[PROBLEM TO WORK ON]: Apart from the images, output the data below exactly.
───── RECORD SET
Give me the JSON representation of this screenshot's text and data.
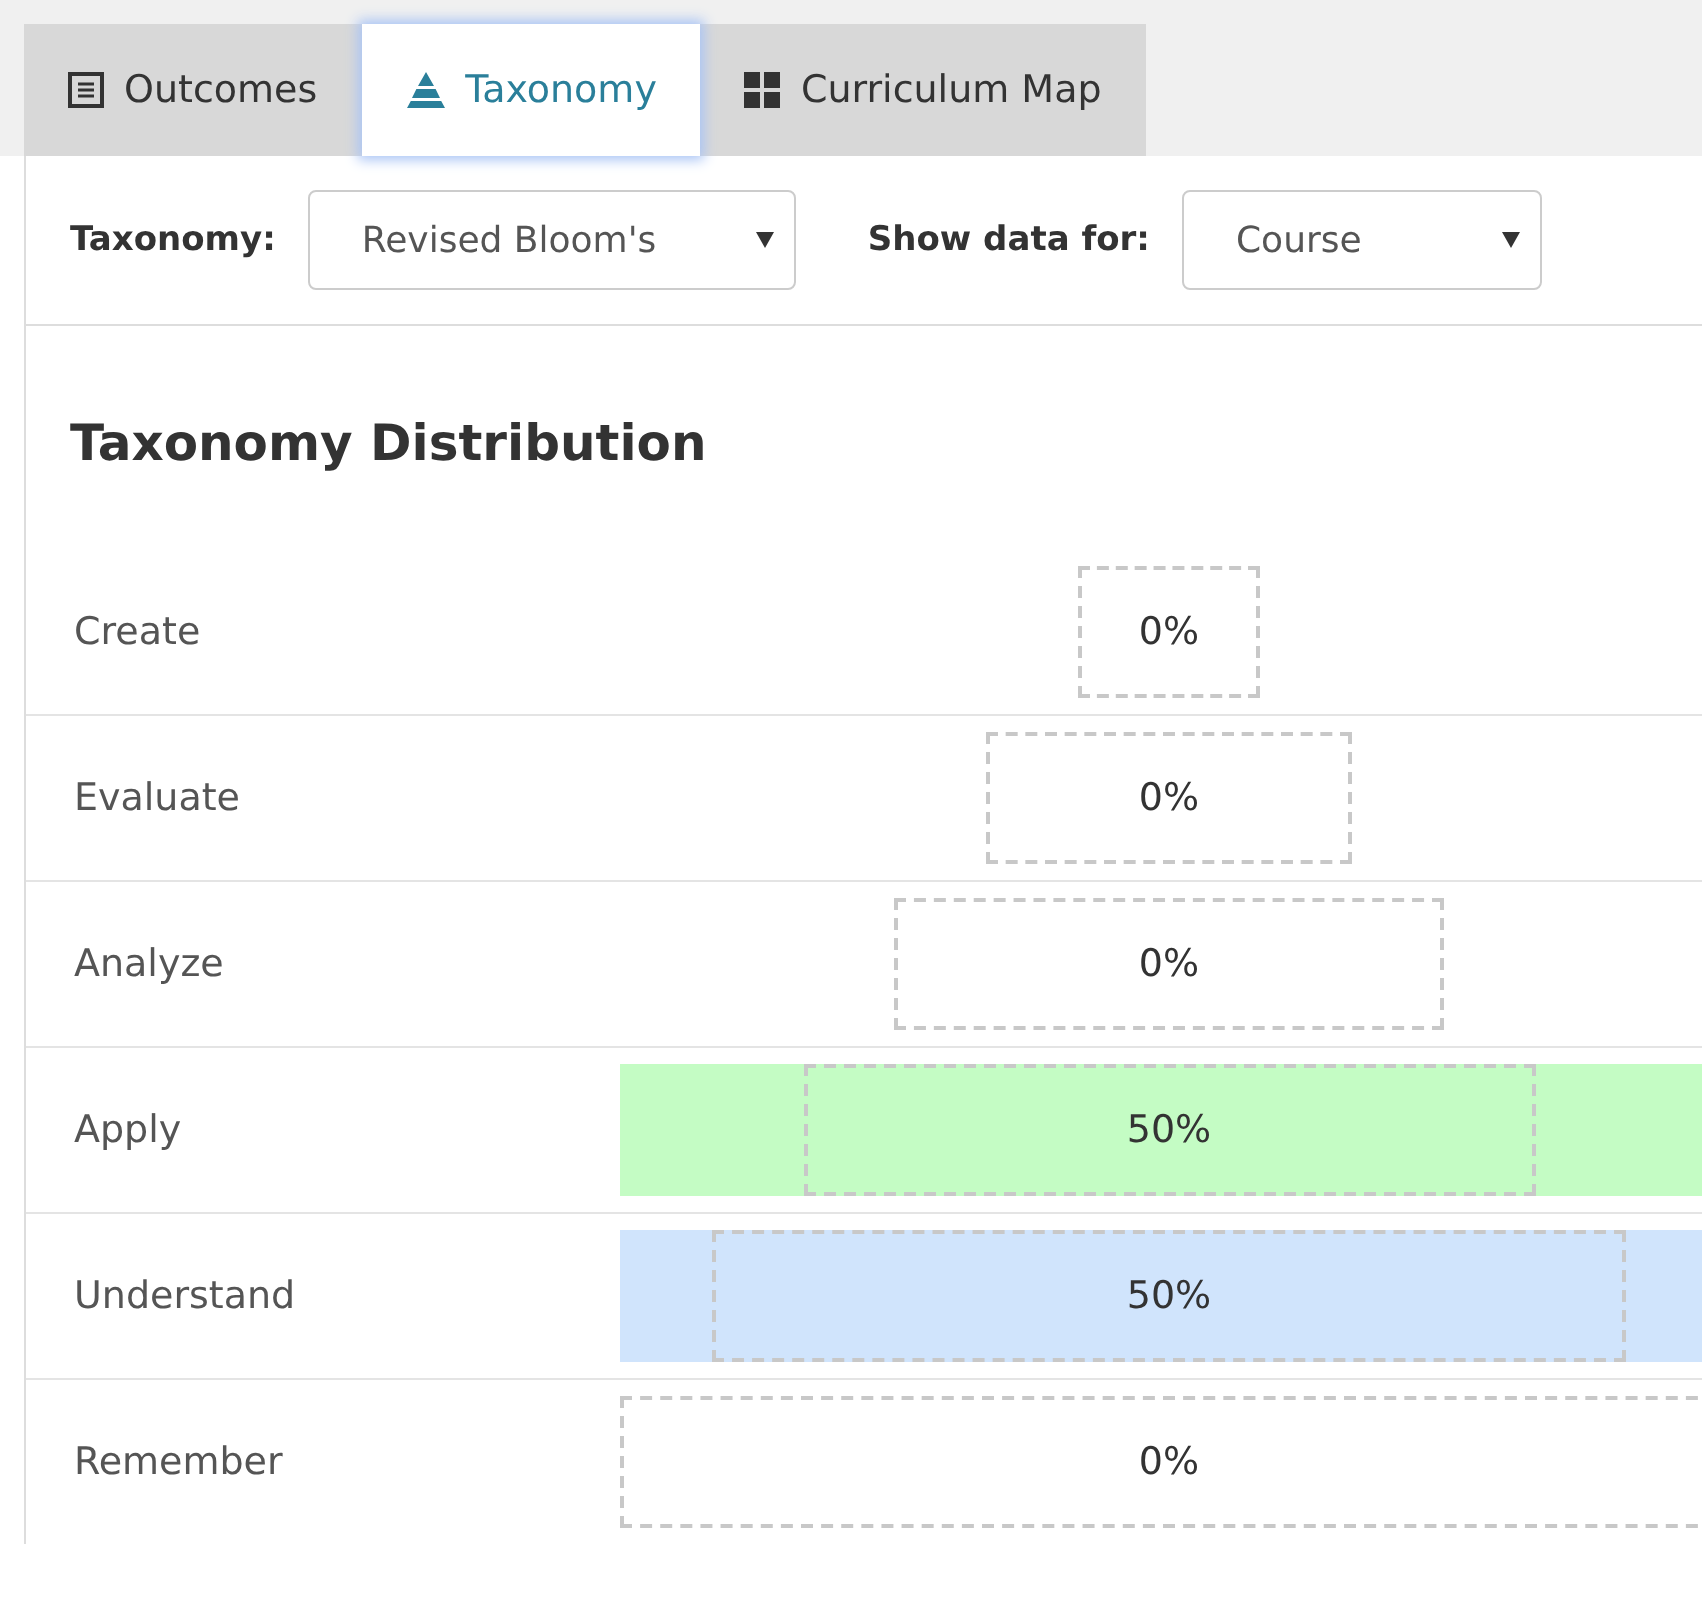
{
  "tabs": [
    {
      "label": "Outcomes",
      "selected": false
    },
    {
      "label": "Taxonomy",
      "selected": true
    },
    {
      "label": "Curriculum Map",
      "selected": false
    }
  ],
  "filters": [
    {
      "label": "Taxonomy:",
      "value": "Revised Bloom's"
    },
    {
      "label": "Show data for:",
      "value": "Course"
    }
  ],
  "title": "Taxonomy Distribution",
  "levels": [
    {
      "name": "Create",
      "value": "0%"
    },
    {
      "name": "Evaluate",
      "value": "0%"
    },
    {
      "name": "Analyze",
      "value": "0%"
    },
    {
      "name": "Apply",
      "value": "50%",
      "color": "#c4fcc4"
    },
    {
      "name": "Understand",
      "value": "50%",
      "color": "#d0e4fc"
    },
    {
      "name": "Remember",
      "value": "0%"
    }
  ]
}
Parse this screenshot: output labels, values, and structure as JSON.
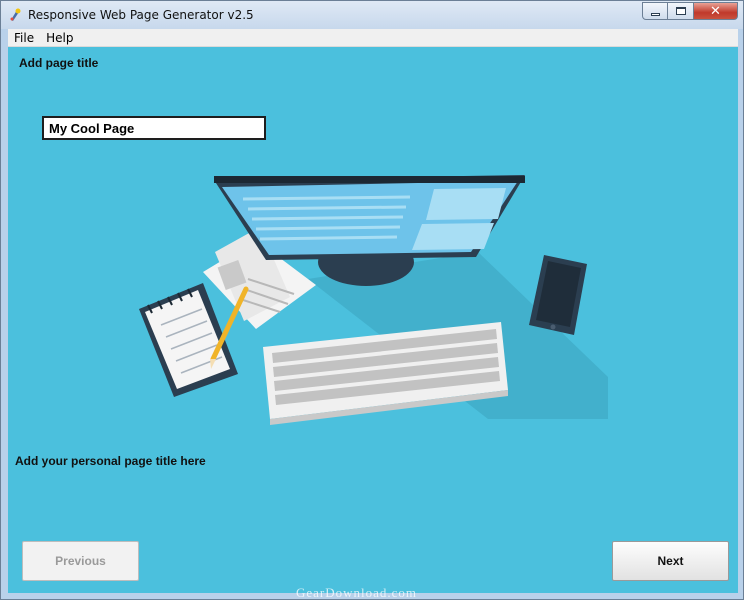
{
  "window": {
    "title": "Responsive Web Page Generator v2.5",
    "controls": {
      "minimize_icon": "minimize-icon",
      "maximize_icon": "maximize-icon",
      "close_icon": "close-icon",
      "close_glyph": "✕"
    }
  },
  "menu": {
    "items": [
      "File",
      "Help"
    ]
  },
  "main": {
    "heading": "Add page title",
    "title_input_value": "My Cool Page",
    "illustration_icon": "desk-workspace-illustration",
    "hint": "Add your personal page title here"
  },
  "footer": {
    "previous_label": "Previous",
    "previous_enabled": false,
    "next_label": "Next"
  },
  "watermark": "GearDownload.com",
  "colors": {
    "background": "#4bc0dd",
    "monitor": "#2b3e50",
    "screen": "#5dade2",
    "keyboard": "#e6e6e6"
  }
}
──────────
[ANSWER TO THE EXERCISE]:
Give me the JSON representation of this screenshot's text and data.
{
  "tabs": [
    {
      "label": "Outcomes",
      "selected": false
    },
    {
      "label": "Taxonomy",
      "selected": true
    },
    {
      "label": "Curriculum Map",
      "selected": false
    }
  ],
  "filters": [
    {
      "label": "Taxonomy:",
      "value": "Revised Bloom's"
    },
    {
      "label": "Show data for:",
      "value": "Course"
    }
  ],
  "title": "Taxonomy Distribution",
  "levels": [
    {
      "name": "Create",
      "value": "0%"
    },
    {
      "name": "Evaluate",
      "value": "0%"
    },
    {
      "name": "Analyze",
      "value": "0%"
    },
    {
      "name": "Apply",
      "value": "50%",
      "color": "#c4fcc4"
    },
    {
      "name": "Understand",
      "value": "50%",
      "color": "#d0e4fc"
    },
    {
      "name": "Remember",
      "value": "0%"
    }
  ]
}
Parse this screenshot: output labels, values, and structure as JSON.
{
  "window": {
    "title": "Responsive Web Page Generator v2.5",
    "controls": {
      "minimize_icon": "minimize-icon",
      "maximize_icon": "maximize-icon",
      "close_icon": "close-icon",
      "close_glyph": "✕"
    }
  },
  "menu": {
    "items": [
      "File",
      "Help"
    ]
  },
  "main": {
    "heading": "Add page title",
    "title_input_value": "My Cool Page",
    "illustration_icon": "desk-workspace-illustration",
    "hint": "Add your personal page title here"
  },
  "footer": {
    "previous_label": "Previous",
    "previous_enabled": false,
    "next_label": "Next"
  },
  "watermark": "GearDownload.com",
  "colors": {
    "background": "#4bc0dd",
    "monitor": "#2b3e50",
    "screen": "#5dade2",
    "keyboard": "#e6e6e6"
  }
}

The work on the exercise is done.